> WHAT YOU WILL DO
Each line of the listing that contains the word "JSON" is to be copied.

> EXTRACTED DATA
((

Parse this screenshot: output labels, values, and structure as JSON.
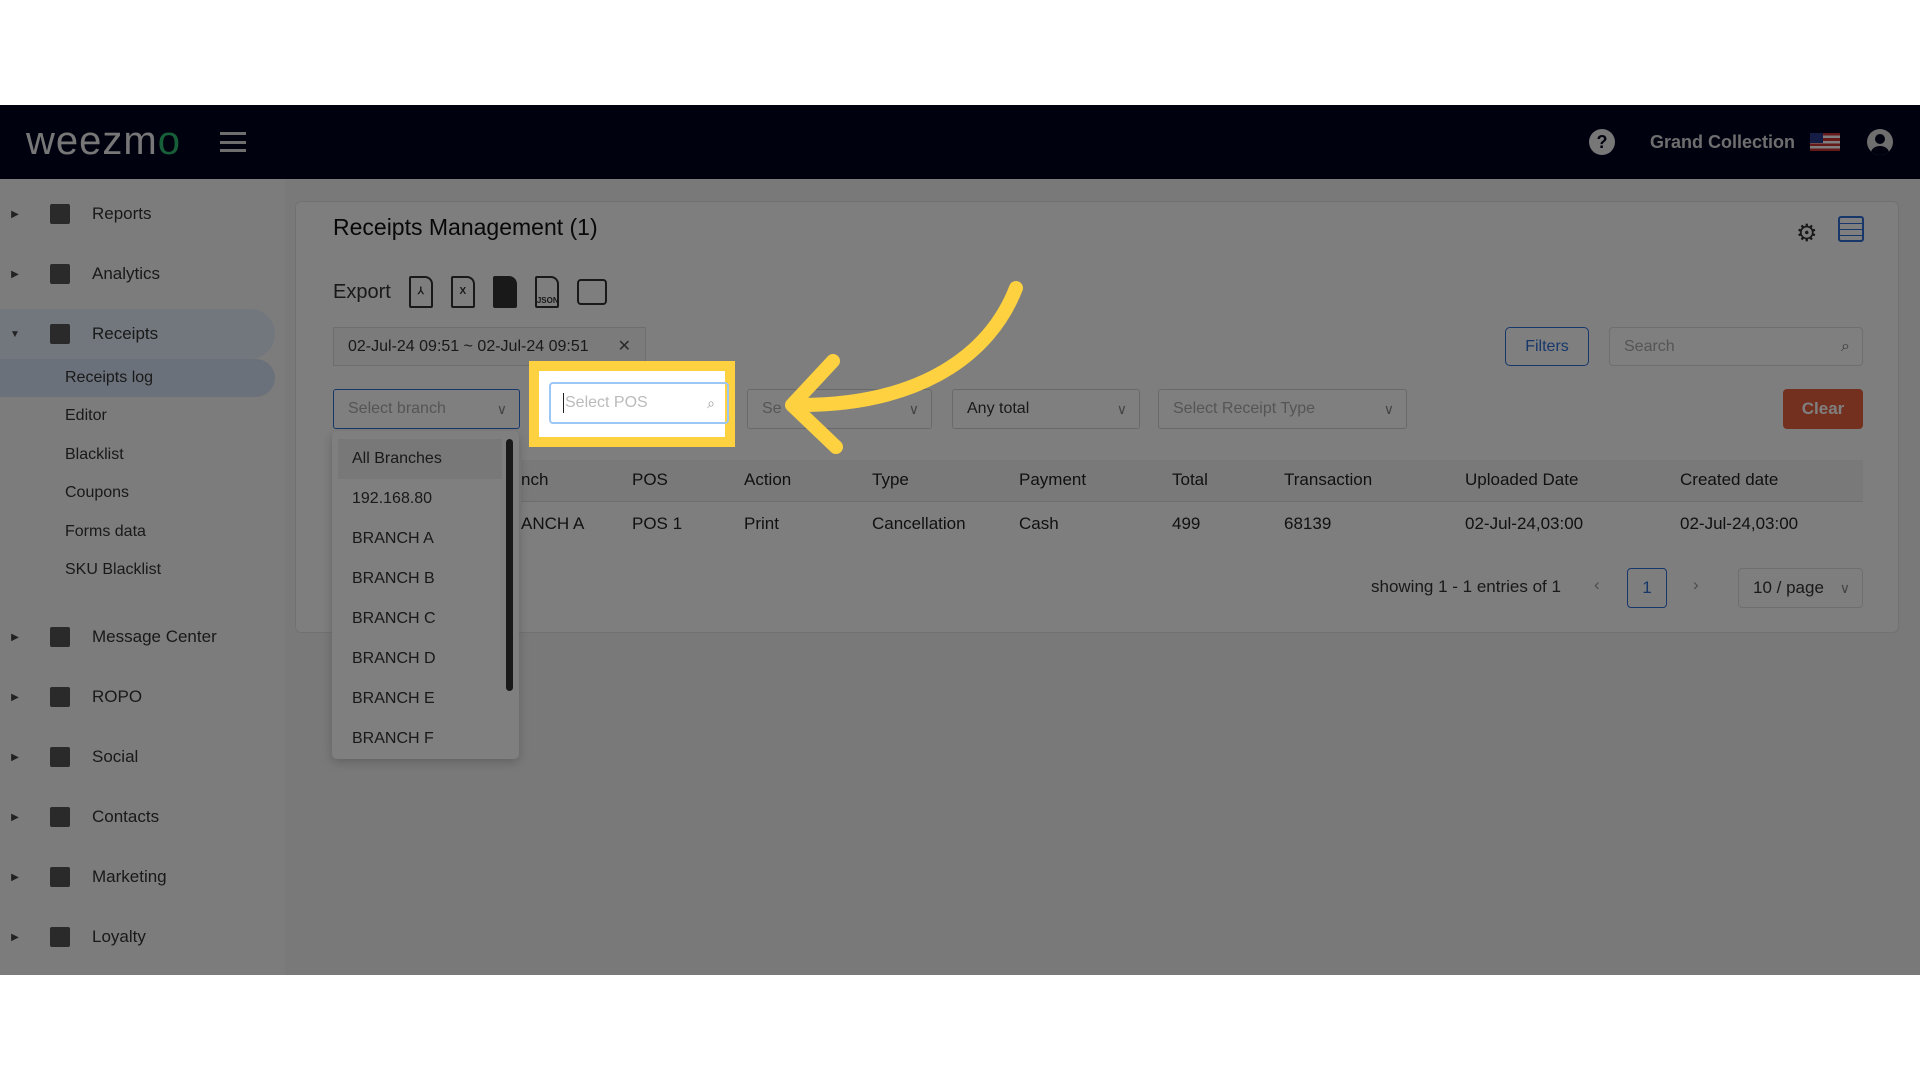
{
  "header": {
    "logo": "weezmo",
    "org_name": "Grand Collection",
    "help": "?"
  },
  "sidebar": {
    "items": [
      {
        "label": "Reports",
        "icon": "dashboard-icon"
      },
      {
        "label": "Analytics",
        "icon": "chart-icon"
      },
      {
        "label": "Receipts",
        "icon": "receipt-icon",
        "expanded": true
      },
      {
        "label": "Message Center",
        "icon": "message-icon"
      },
      {
        "label": "ROPO",
        "icon": "infinity-icon"
      },
      {
        "label": "Social",
        "icon": "people-icon"
      },
      {
        "label": "Contacts",
        "icon": "contacts-icon"
      },
      {
        "label": "Marketing",
        "icon": "megaphone-icon"
      },
      {
        "label": "Loyalty",
        "icon": "tag-icon"
      }
    ],
    "sub_items": [
      "Receipts log",
      "Editor",
      "Blacklist",
      "Coupons",
      "Forms data",
      "SKU Blacklist"
    ]
  },
  "main": {
    "title": "Receipts Management (1)",
    "export_label": "Export",
    "export_formats": [
      "PDF",
      "X",
      "DOC",
      "JSON",
      "Print"
    ],
    "date_range": "02-Jul-24 09:51 ~ 02-Jul-24 09:51",
    "filters_label": "Filters",
    "search_placeholder": "Search",
    "branch_placeholder": "Select branch",
    "pos_placeholder": "Select POS",
    "third_placeholder": "Se",
    "total_value": "Any total",
    "receipt_type_placeholder": "Select Receipt Type",
    "clear_label": "Clear",
    "columns": [
      "nch",
      "POS",
      "Action",
      "Type",
      "Payment",
      "Total",
      "Transaction",
      "Uploaded Date",
      "Created date"
    ],
    "rows": [
      [
        "ANCH A",
        "POS 1",
        "Print",
        "Cancellation",
        "Cash",
        "499",
        "68139",
        "02-Jul-24,03:00",
        "02-Jul-24,03:00"
      ]
    ],
    "pagination": {
      "summary": "showing 1 - 1 entries of 1",
      "current_page": "1",
      "page_size": "10 / page"
    },
    "branch_options": [
      "All Branches",
      "192.168.80",
      "BRANCH A",
      "BRANCH B",
      "BRANCH C",
      "BRANCH D",
      "BRANCH E",
      "BRANCH F"
    ]
  },
  "colors": {
    "header": "#00021f",
    "accent": "#2f6fd6",
    "clear": "#e8603f",
    "highlight": "#fdd13f"
  }
}
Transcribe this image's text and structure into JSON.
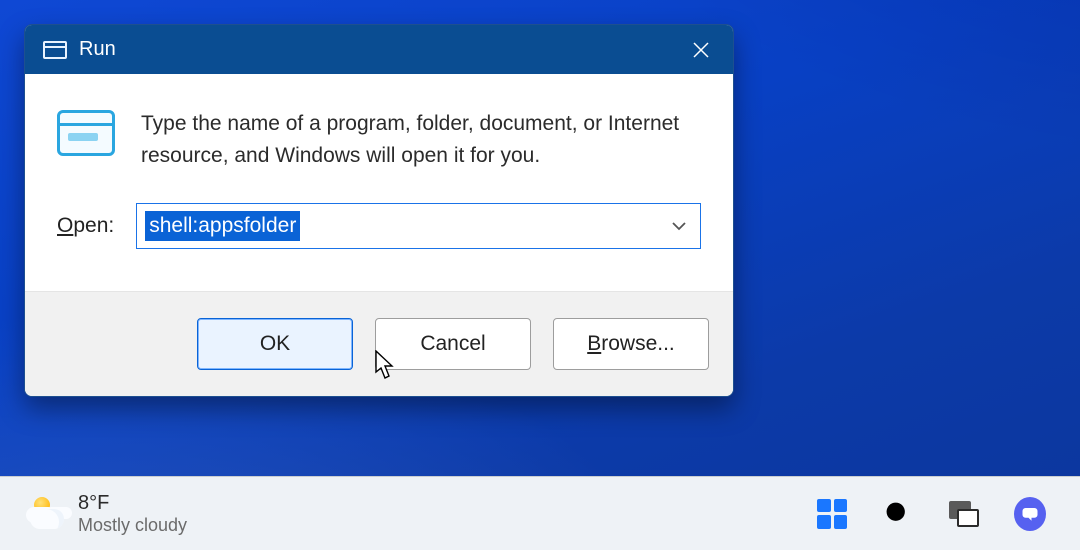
{
  "dialog": {
    "title": "Run",
    "description": "Type the name of a program, folder, document, or Internet resource, and Windows will open it for you.",
    "open_label_pre": "O",
    "open_label_post": "pen:",
    "input_value": "shell:appsfolder",
    "ok_label": "OK",
    "cancel_label": "Cancel",
    "browse_label_pre": "B",
    "browse_label_post": "rowse..."
  },
  "taskbar": {
    "temperature": "8°F",
    "condition": "Mostly cloudy"
  }
}
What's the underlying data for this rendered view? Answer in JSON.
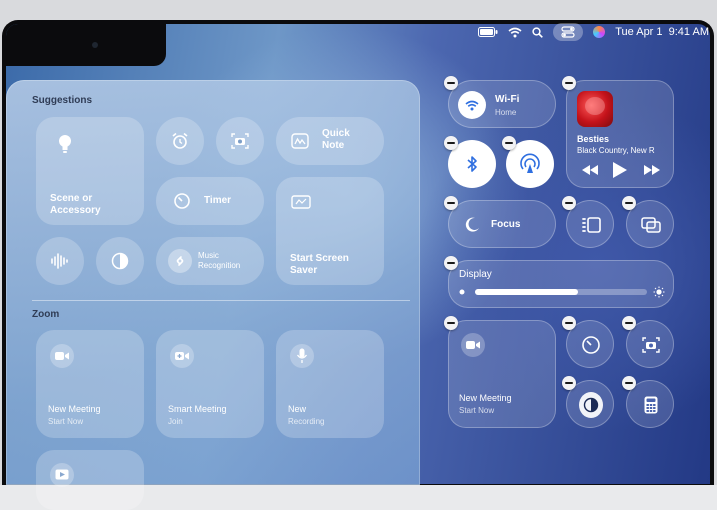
{
  "menubar": {
    "datetime": "Tue Apr 1  9:41 AM"
  },
  "left_panel": {
    "suggestions_title": "Suggestions",
    "zoom_title": "Zoom",
    "scene_label": "Scene or\nAccessory",
    "quick_note_label": "Quick\nNote",
    "timer_label": "Timer",
    "music_recognition_label": "Music\nRecognition",
    "screen_saver_label": "Start Screen\nSaver",
    "zoom_tiles": [
      {
        "title": "New Meeting",
        "sub": "Start Now"
      },
      {
        "title": "Smart Meeting",
        "sub": "Join"
      },
      {
        "title": "New",
        "sub": "Recording"
      }
    ]
  },
  "control_center": {
    "wifi_label": "Wi-Fi",
    "wifi_network": "Home",
    "now_playing_title": "Besties",
    "now_playing_artist": "Black Country, New R",
    "focus_label": "Focus",
    "display_label": "Display",
    "display_brightness": 0.6,
    "meeting_title": "New Meeting",
    "meeting_sub": "Start Now"
  }
}
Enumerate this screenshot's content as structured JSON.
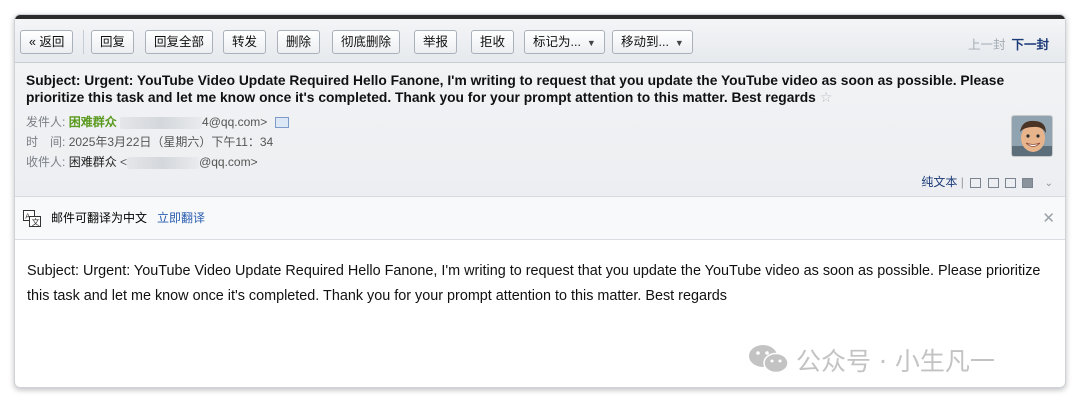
{
  "toolbar": {
    "back": "« 返回",
    "reply": "回复",
    "reply_all": "回复全部",
    "forward": "转发",
    "delete": "删除",
    "delete_perm": "彻底删除",
    "report": "举报",
    "reject": "拒收",
    "mark_as": "标记为...",
    "move_to": "移动到...",
    "prev": "上一封",
    "next": "下一封"
  },
  "mail": {
    "subject": "Subject: Urgent: YouTube Video Update Required Hello Fanone, I'm writing to request that you update the YouTube video as soon as possible. Please prioritize this task and let me know once it's completed. Thank you for your prompt attention to this matter. Best regards",
    "from_label": "发件人:",
    "from_name": "困难群众",
    "from_addr_suffix": "4@qq.com>",
    "time_label": "时　间:",
    "time_value": "2025年3月22日（星期六）下午11：34",
    "to_label": "收件人:",
    "to_name": "困难群众",
    "to_addr_prefix": "<",
    "to_addr_suffix": "@qq.com>",
    "plain_text": "纯文本",
    "body": "Subject: Urgent: YouTube Video Update Required Hello Fanone, I'm writing to request that you update the YouTube video as soon as possible. Please prioritize this task and let me know once it's completed. Thank you for your prompt attention to this matter. Best regards"
  },
  "translate": {
    "notice": "邮件可翻译为中文",
    "action": "立即翻译"
  },
  "watermark": {
    "text": "公众号 · 小生凡一"
  },
  "colors": {
    "link": "#2a5db0",
    "sender_green": "#5a9a1f",
    "toolbar_bg": "#e6e9ed"
  }
}
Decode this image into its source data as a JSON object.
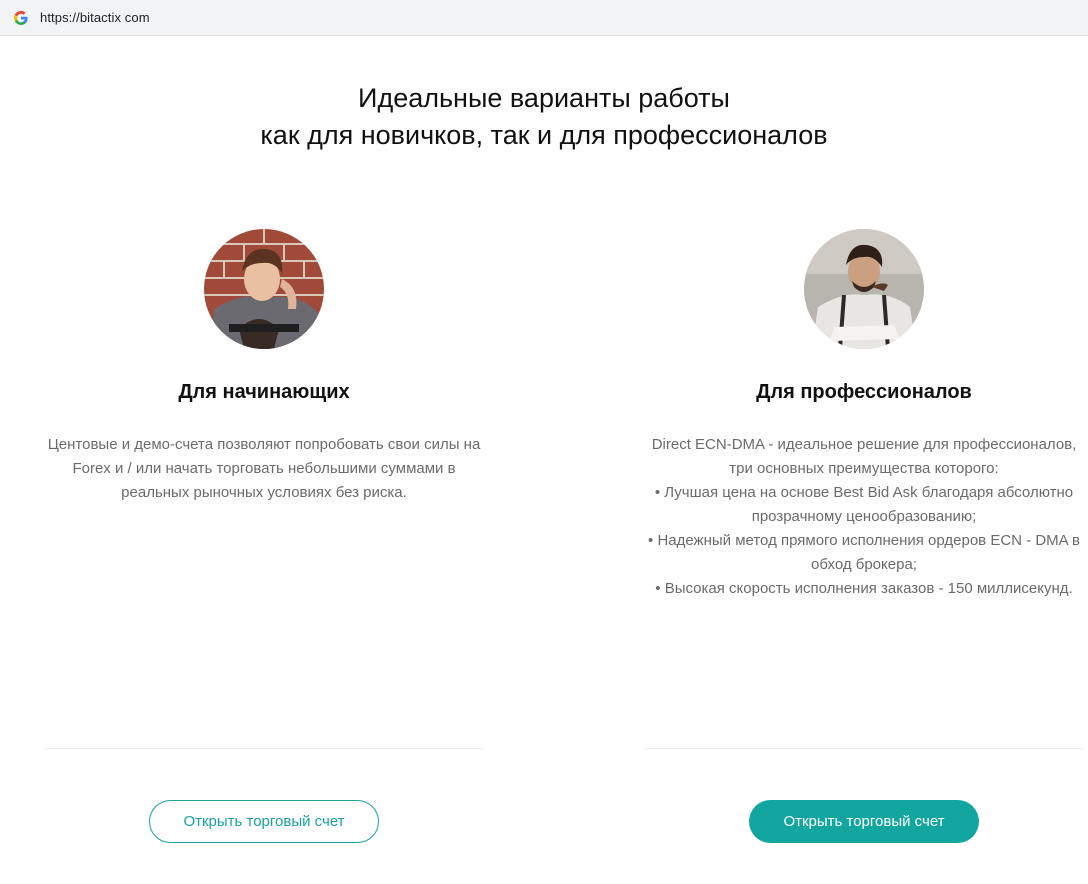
{
  "browser": {
    "url": "https://bitactix com",
    "icon": "google-g-icon"
  },
  "headline": {
    "line1": "Идеальные варианты работы",
    "line2": "как для новичков, так и для профессионалов"
  },
  "beginners": {
    "title": "Для начинающих",
    "text": "Центовые и демо-счета позволяют попробовать свои силы на Forex и / или начать торговать небольшими суммами в реальных рыночных условиях без риска.",
    "button_label": "Открыть торговый счет"
  },
  "pros": {
    "title": "Для профессионалов",
    "text_lines": [
      "Direct ECN-DMA - идеальное решение для профессионалов, три основных преимущества которого:",
      "• Лучшая цена на основе Best Bid Ask благодаря абсолютно прозрачному ценообразованию;",
      "• Надежный метод прямого исполнения ордеров ECN - DMA в обход брокера;",
      "• Высокая скорость исполнения заказов - 150 миллисекунд."
    ],
    "button_label": "Открыть торговый счет"
  },
  "colors": {
    "accent": "#13a6a0",
    "text_muted": "#6b6b6b"
  }
}
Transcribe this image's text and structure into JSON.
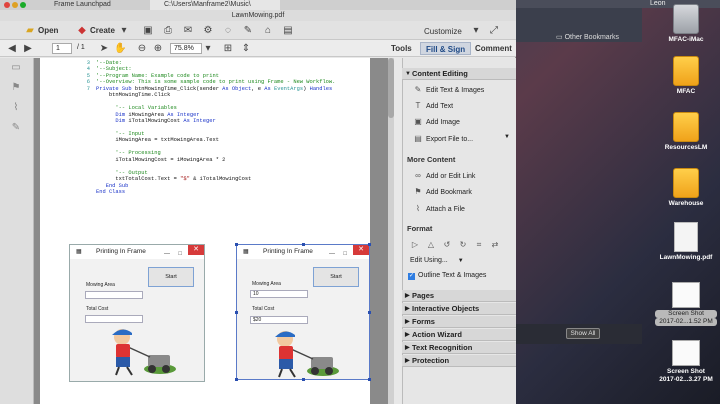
{
  "desktop": {
    "user": "Leon",
    "other_bookmarks": "Other Bookmarks",
    "show_all": "Show All",
    "icons": [
      {
        "label": "MFAC-iMac",
        "kind": "grey",
        "icon": "hard-drive-icon"
      },
      {
        "label": "MFAC",
        "kind": "drive",
        "icon": "external-drive-icon"
      },
      {
        "label": "ResourcesLM",
        "kind": "drive",
        "icon": "external-drive-icon"
      },
      {
        "label": "Warehouse",
        "kind": "drive",
        "icon": "external-drive-icon"
      },
      {
        "label": "LawnMowing.pdf",
        "kind": "doc",
        "icon": "pdf-file-icon"
      },
      {
        "label": "Screen Shot",
        "label2": "2017-02...1.52 PM",
        "kind": "shot",
        "icon": "screenshot-file-icon",
        "selected": true
      },
      {
        "label": "Screen Shot",
        "label2": "2017-02...3.27 PM",
        "kind": "shot",
        "icon": "screenshot-file-icon"
      }
    ]
  },
  "acrobat": {
    "tabs": [
      "Frame Launchpad",
      "C:\\Users\\Manframe2\\Music\\"
    ],
    "title": "LawnMowing.pdf",
    "toolbar": {
      "open": "Open",
      "create": "Create",
      "customize": "Customize"
    },
    "nav": {
      "page": "1",
      "total": "/ 1",
      "zoom": "75.8%"
    },
    "right_tabs": [
      "Tools",
      "Fill & Sign",
      "Comment"
    ],
    "panel": {
      "content_editing": "Content Editing",
      "edit_text_images": "Edit Text & Images",
      "add_text": "Add Text",
      "add_image": "Add Image",
      "export_file": "Export File to...",
      "more_content": "More Content",
      "add_edit_link": "Add or Edit Link",
      "add_bookmark": "Add Bookmark",
      "attach_file": "Attach a File",
      "format": "Format",
      "edit_using": "Edit Using...",
      "outline_text": "Outline Text & Images",
      "sections": [
        "Pages",
        "Interactive Objects",
        "Forms",
        "Action Wizard",
        "Text Recognition",
        "Protection"
      ]
    }
  },
  "code_lines": [
    {
      "n": "3",
      "parts": [
        {
          "c": "cm",
          "t": "'--Date:"
        }
      ]
    },
    {
      "n": "4",
      "parts": [
        {
          "c": "cm",
          "t": "'--Subject:"
        }
      ]
    },
    {
      "n": "5",
      "parts": [
        {
          "c": "cm",
          "t": "'--Program Name: Example code to print"
        }
      ]
    },
    {
      "n": "6",
      "parts": [
        {
          "c": "cm",
          "t": "'--Overview: This is some sample code to print using Frame - New Workflow."
        }
      ]
    },
    {
      "n": "7",
      "parts": [
        {
          "c": "kw",
          "t": "Private Sub "
        },
        {
          "c": "tx",
          "t": "btnMowingTime_Click(sender "
        },
        {
          "c": "kw",
          "t": "As Object"
        },
        {
          "c": "tx",
          "t": ", e "
        },
        {
          "c": "kw",
          "t": "As "
        },
        {
          "c": "ty",
          "t": "EventArgs"
        },
        {
          "c": "tx",
          "t": ") "
        },
        {
          "c": "kw",
          "t": "Handles"
        }
      ]
    },
    {
      "n": "",
      "parts": [
        {
          "c": "tx",
          "t": "    btnMowingTime.Click"
        }
      ]
    },
    {
      "n": "",
      "parts": [
        {
          "c": "tx",
          "t": ""
        }
      ]
    },
    {
      "n": "",
      "parts": [
        {
          "c": "cm",
          "t": "      '-- Local Variables"
        }
      ]
    },
    {
      "n": "",
      "parts": [
        {
          "c": "kw",
          "t": "      Dim "
        },
        {
          "c": "tx",
          "t": "iMowingArea "
        },
        {
          "c": "kw",
          "t": "As Integer"
        }
      ]
    },
    {
      "n": "",
      "parts": [
        {
          "c": "kw",
          "t": "      Dim "
        },
        {
          "c": "tx",
          "t": "iTotalMowingCost "
        },
        {
          "c": "kw",
          "t": "As Integer"
        }
      ]
    },
    {
      "n": "",
      "parts": [
        {
          "c": "tx",
          "t": ""
        }
      ]
    },
    {
      "n": "",
      "parts": [
        {
          "c": "cm",
          "t": "      '-- Input"
        }
      ]
    },
    {
      "n": "",
      "parts": [
        {
          "c": "tx",
          "t": "      iMowingArea = txtMowingArea.Text"
        }
      ]
    },
    {
      "n": "",
      "parts": [
        {
          "c": "tx",
          "t": ""
        }
      ]
    },
    {
      "n": "",
      "parts": [
        {
          "c": "cm",
          "t": "      '-- Processing"
        }
      ]
    },
    {
      "n": "",
      "parts": [
        {
          "c": "tx",
          "t": "      iTotalMowingCost = iMowingArea * 2"
        }
      ]
    },
    {
      "n": "",
      "parts": [
        {
          "c": "tx",
          "t": ""
        }
      ]
    },
    {
      "n": "",
      "parts": [
        {
          "c": "cm",
          "t": "      '-- Output"
        }
      ]
    },
    {
      "n": "",
      "parts": [
        {
          "c": "tx",
          "t": "      txtTotalCost.Text = "
        },
        {
          "c": "st",
          "t": "\"$\""
        },
        {
          "c": "tx",
          "t": " & iTotalMowingCost"
        }
      ]
    },
    {
      "n": "",
      "parts": [
        {
          "c": "kw",
          "t": "   End Sub"
        }
      ]
    },
    {
      "n": "",
      "parts": [
        {
          "c": "kw",
          "t": "End Class"
        }
      ]
    }
  ],
  "forms": [
    {
      "title": "Printing In Frame",
      "area_label": "Mowing Area",
      "area_value": "",
      "cost_label": "Total Cost",
      "cost_value": "",
      "button": "Start"
    },
    {
      "title": "Printing In Frame",
      "area_label": "Mowing Area",
      "area_value": "10",
      "cost_label": "Total Cost",
      "cost_value": "$20",
      "button": "Start"
    }
  ]
}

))

> EXERCISE SOLUTION
Parse this screenshot: output labels, values, and structure as JSON.
      "JSON",
Transcribe this image's text and structure into JSON.
What's the underlying data for this rendered view? Answer in JSON.
Enumerate this screenshot's content as structured JSON.
Decode this image into its source data as a JSON object.
Transcribe this image's text and structure into JSON.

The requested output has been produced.